Aim of the task:
Omit the images. Reproduce each line of the records exactly as it appears.

Interface dataset entries
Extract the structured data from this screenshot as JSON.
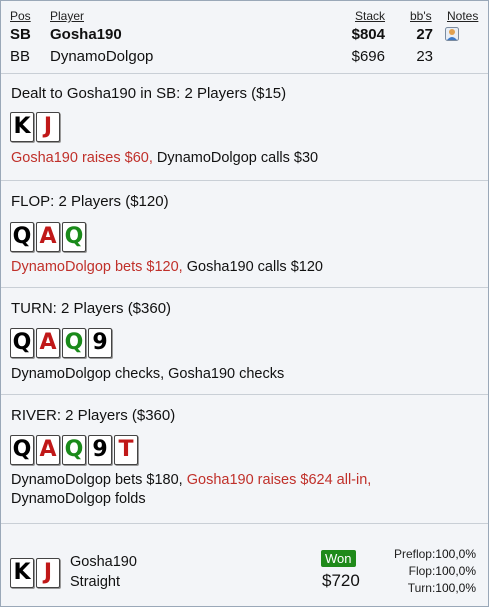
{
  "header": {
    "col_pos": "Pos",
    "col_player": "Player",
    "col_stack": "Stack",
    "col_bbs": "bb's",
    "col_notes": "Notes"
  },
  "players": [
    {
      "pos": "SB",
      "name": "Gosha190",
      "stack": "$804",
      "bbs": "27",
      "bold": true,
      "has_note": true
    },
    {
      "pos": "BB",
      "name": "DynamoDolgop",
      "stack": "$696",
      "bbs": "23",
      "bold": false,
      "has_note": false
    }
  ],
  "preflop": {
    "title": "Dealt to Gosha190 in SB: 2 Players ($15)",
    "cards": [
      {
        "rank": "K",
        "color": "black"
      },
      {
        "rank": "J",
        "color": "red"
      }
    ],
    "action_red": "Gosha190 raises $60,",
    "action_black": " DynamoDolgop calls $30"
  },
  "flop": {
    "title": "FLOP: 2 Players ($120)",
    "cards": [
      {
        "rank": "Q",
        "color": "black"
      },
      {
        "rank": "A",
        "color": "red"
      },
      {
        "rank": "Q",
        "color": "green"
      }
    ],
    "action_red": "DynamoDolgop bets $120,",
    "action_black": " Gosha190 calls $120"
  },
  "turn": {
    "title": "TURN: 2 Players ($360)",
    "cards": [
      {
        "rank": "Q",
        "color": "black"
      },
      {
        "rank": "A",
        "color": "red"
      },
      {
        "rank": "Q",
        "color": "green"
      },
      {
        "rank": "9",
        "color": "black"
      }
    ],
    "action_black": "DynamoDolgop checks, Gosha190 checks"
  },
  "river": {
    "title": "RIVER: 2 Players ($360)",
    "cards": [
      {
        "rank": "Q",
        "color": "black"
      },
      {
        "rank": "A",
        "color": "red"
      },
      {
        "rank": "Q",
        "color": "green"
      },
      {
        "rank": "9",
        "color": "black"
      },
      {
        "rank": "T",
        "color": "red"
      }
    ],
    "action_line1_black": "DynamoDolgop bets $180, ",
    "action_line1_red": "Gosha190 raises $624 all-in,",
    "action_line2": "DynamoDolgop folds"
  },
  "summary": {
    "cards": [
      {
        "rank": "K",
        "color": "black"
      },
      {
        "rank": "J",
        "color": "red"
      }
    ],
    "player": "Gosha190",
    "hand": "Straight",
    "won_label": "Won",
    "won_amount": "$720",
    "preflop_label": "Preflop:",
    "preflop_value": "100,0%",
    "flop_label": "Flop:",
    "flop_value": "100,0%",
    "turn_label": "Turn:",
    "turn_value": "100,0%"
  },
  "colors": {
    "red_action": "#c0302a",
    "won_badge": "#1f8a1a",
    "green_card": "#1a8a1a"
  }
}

Task output:
Extract the structured data from this screenshot as JSON.
{
  "header": {
    "col_pos": "Pos",
    "col_player": "Player",
    "col_stack": "Stack",
    "col_bbs": "bb's",
    "col_notes": "Notes"
  },
  "players": [
    {
      "pos": "SB",
      "name": "Gosha190",
      "stack": "$804",
      "bbs": "27",
      "bold": true,
      "has_note": true
    },
    {
      "pos": "BB",
      "name": "DynamoDolgop",
      "stack": "$696",
      "bbs": "23",
      "bold": false,
      "has_note": false
    }
  ],
  "preflop": {
    "title": "Dealt to Gosha190 in SB: 2 Players ($15)",
    "cards": [
      {
        "rank": "K",
        "color": "black"
      },
      {
        "rank": "J",
        "color": "red"
      }
    ],
    "action_red": "Gosha190 raises $60,",
    "action_black": " DynamoDolgop calls $30"
  },
  "flop": {
    "title": "FLOP: 2 Players ($120)",
    "cards": [
      {
        "rank": "Q",
        "color": "black"
      },
      {
        "rank": "A",
        "color": "red"
      },
      {
        "rank": "Q",
        "color": "green"
      }
    ],
    "action_red": "DynamoDolgop bets $120,",
    "action_black": " Gosha190 calls $120"
  },
  "turn": {
    "title": "TURN: 2 Players ($360)",
    "cards": [
      {
        "rank": "Q",
        "color": "black"
      },
      {
        "rank": "A",
        "color": "red"
      },
      {
        "rank": "Q",
        "color": "green"
      },
      {
        "rank": "9",
        "color": "black"
      }
    ],
    "action_black": "DynamoDolgop checks, Gosha190 checks"
  },
  "river": {
    "title": "RIVER: 2 Players ($360)",
    "cards": [
      {
        "rank": "Q",
        "color": "black"
      },
      {
        "rank": "A",
        "color": "red"
      },
      {
        "rank": "Q",
        "color": "green"
      },
      {
        "rank": "9",
        "color": "black"
      },
      {
        "rank": "T",
        "color": "red"
      }
    ],
    "action_line1_black": "DynamoDolgop bets $180, ",
    "action_line1_red": "Gosha190 raises $624 all-in,",
    "action_line2": "DynamoDolgop folds"
  },
  "summary": {
    "cards": [
      {
        "rank": "K",
        "color": "black"
      },
      {
        "rank": "J",
        "color": "red"
      }
    ],
    "player": "Gosha190",
    "hand": "Straight",
    "won_label": "Won",
    "won_amount": "$720",
    "preflop_label": "Preflop:",
    "preflop_value": "100,0%",
    "flop_label": "Flop:",
    "flop_value": "100,0%",
    "turn_label": "Turn:",
    "turn_value": "100,0%"
  },
  "colors": {
    "red_action": "#c0302a",
    "won_badge": "#1f8a1a",
    "green_card": "#1a8a1a"
  }
}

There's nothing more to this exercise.